▶ What is expected: Going line by line through the records below, count those with the word "Embedded" and give only the count.

▶ Recorded information:

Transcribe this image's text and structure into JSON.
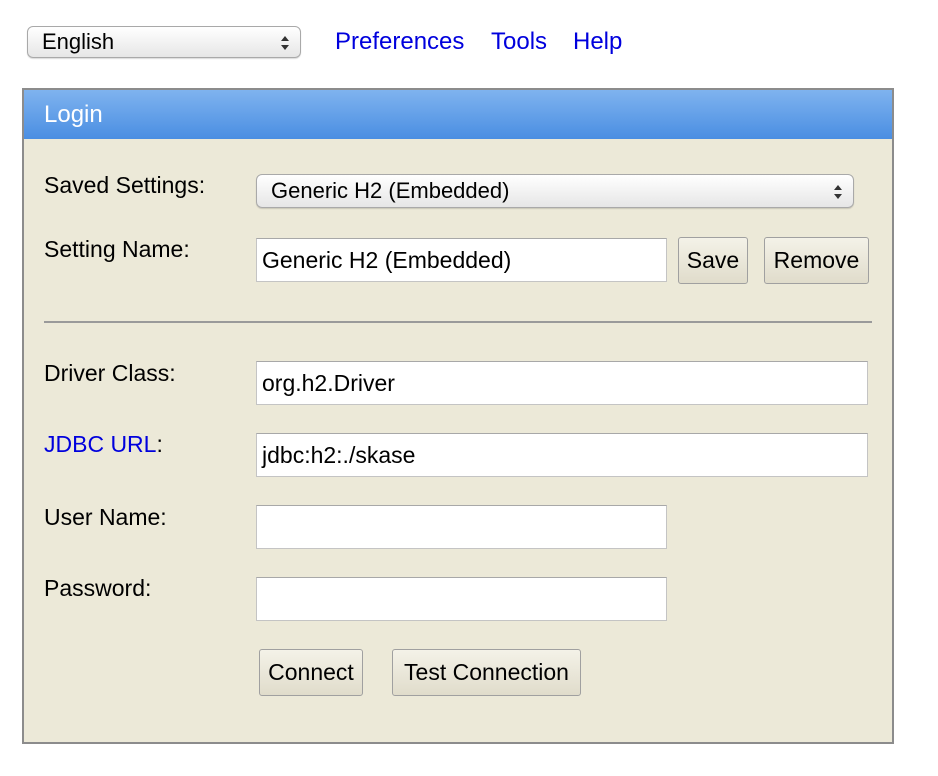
{
  "topbar": {
    "language": "English",
    "links": [
      "Preferences",
      "Tools",
      "Help"
    ]
  },
  "panel": {
    "title": "Login",
    "saved_settings_label": "Saved Settings:",
    "saved_settings_value": "Generic H2 (Embedded)",
    "setting_name_label": "Setting Name:",
    "setting_name_value": "Generic H2 (Embedded)",
    "save_label": "Save",
    "remove_label": "Remove",
    "driver_class_label": "Driver Class:",
    "driver_class_value": "org.h2.Driver",
    "jdbc_url_link": "JDBC URL",
    "jdbc_url_colon": ":",
    "jdbc_url_value": "jdbc:h2:./skase",
    "user_name_label": "User Name:",
    "user_name_value": "",
    "password_label": "Password:",
    "password_value": "",
    "connect_label": "Connect",
    "test_connection_label": "Test Connection"
  },
  "colors": {
    "link": "#0000dd",
    "panel_background": "#ece9d8",
    "header_gradient_top": "#7fb3ef",
    "header_gradient_bottom": "#4a8ee2",
    "header_text": "#ffffff"
  },
  "icons": {
    "select_arrows": "up-down-chevron-icon"
  }
}
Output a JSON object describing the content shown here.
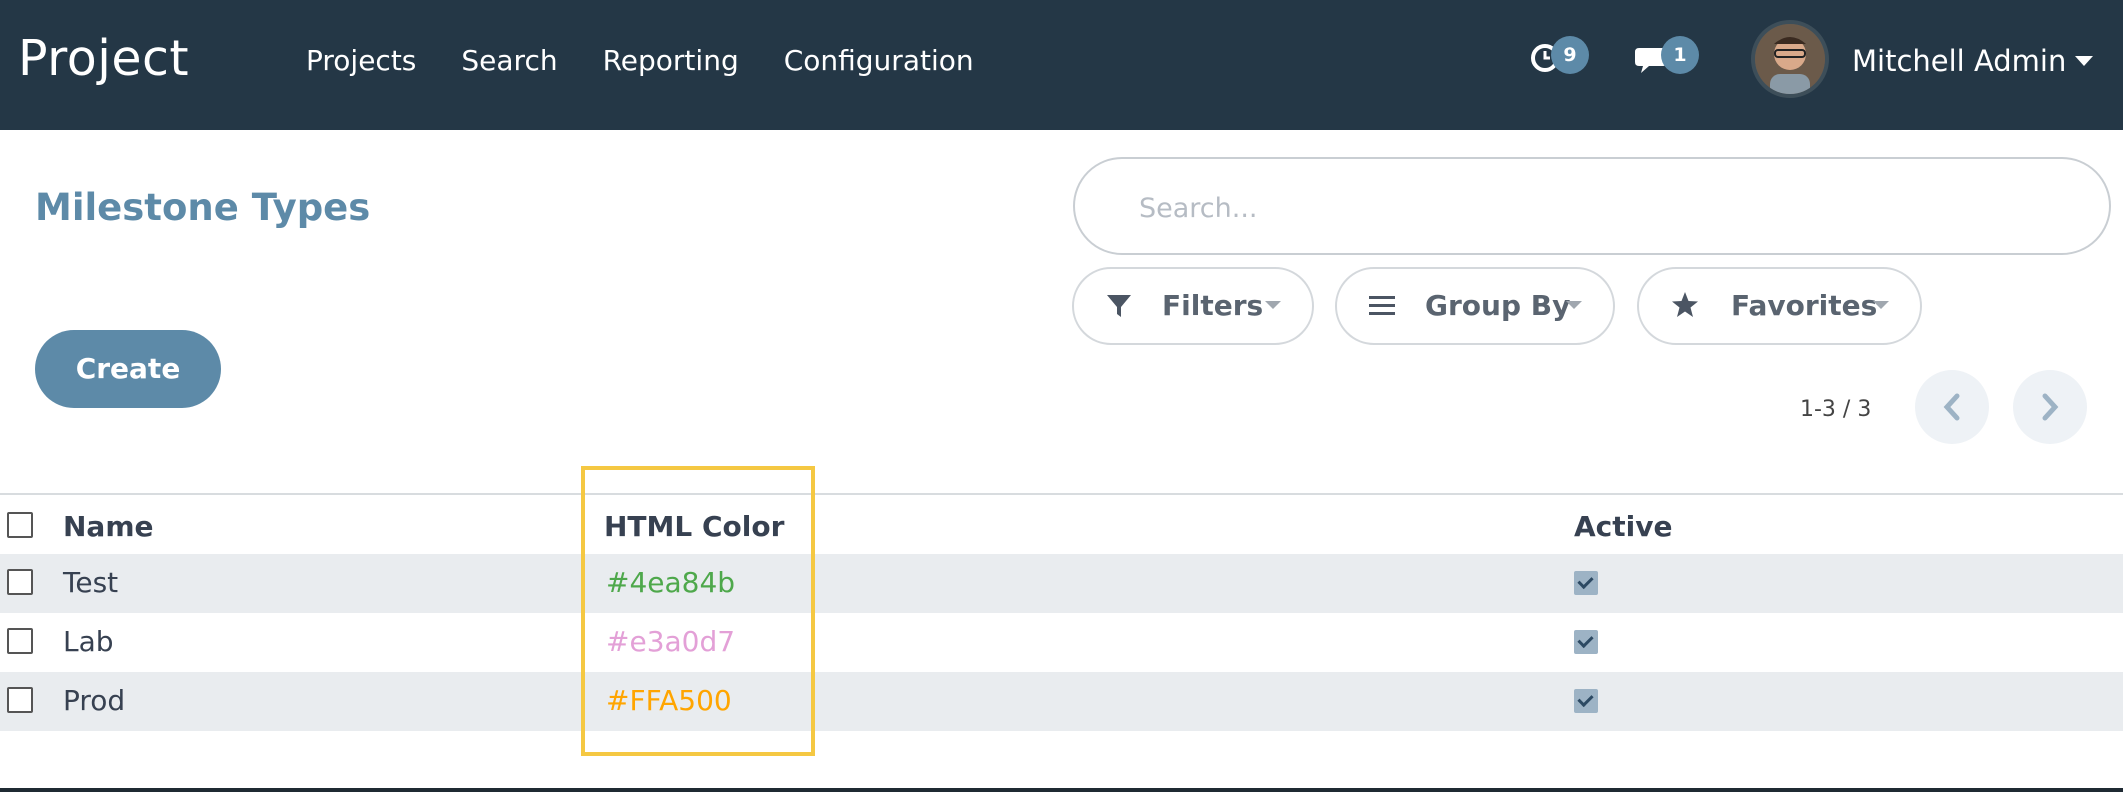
{
  "nav": {
    "brand": "Project",
    "menu": [
      "Projects",
      "Search",
      "Reporting",
      "Configuration"
    ],
    "activity_count": "9",
    "message_count": "1",
    "user_name": "Mitchell Admin"
  },
  "page": {
    "title": "Milestone Types",
    "create_label": "Create",
    "search_placeholder": "Search...",
    "filters_label": "Filters",
    "groupby_label": "Group By",
    "favorites_label": "Favorites",
    "pager": "1-3 / 3"
  },
  "table": {
    "headers": {
      "name": "Name",
      "color": "HTML Color",
      "active": "Active"
    },
    "rows": [
      {
        "name": "Test",
        "color": "#4ea84b",
        "text_color": "#4ea84b",
        "active": true
      },
      {
        "name": "Lab",
        "color": "#e3a0d7",
        "text_color": "#e3a0d7",
        "active": true
      },
      {
        "name": "Prod",
        "color": "#FFA500",
        "text_color": "#FFA500",
        "active": true
      }
    ]
  },
  "colors": {
    "navbar": "#243746",
    "accent": "#5d8aa8",
    "highlight": "#f5c842",
    "stripe": "#e9ecef"
  }
}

▶ Exercise output: 2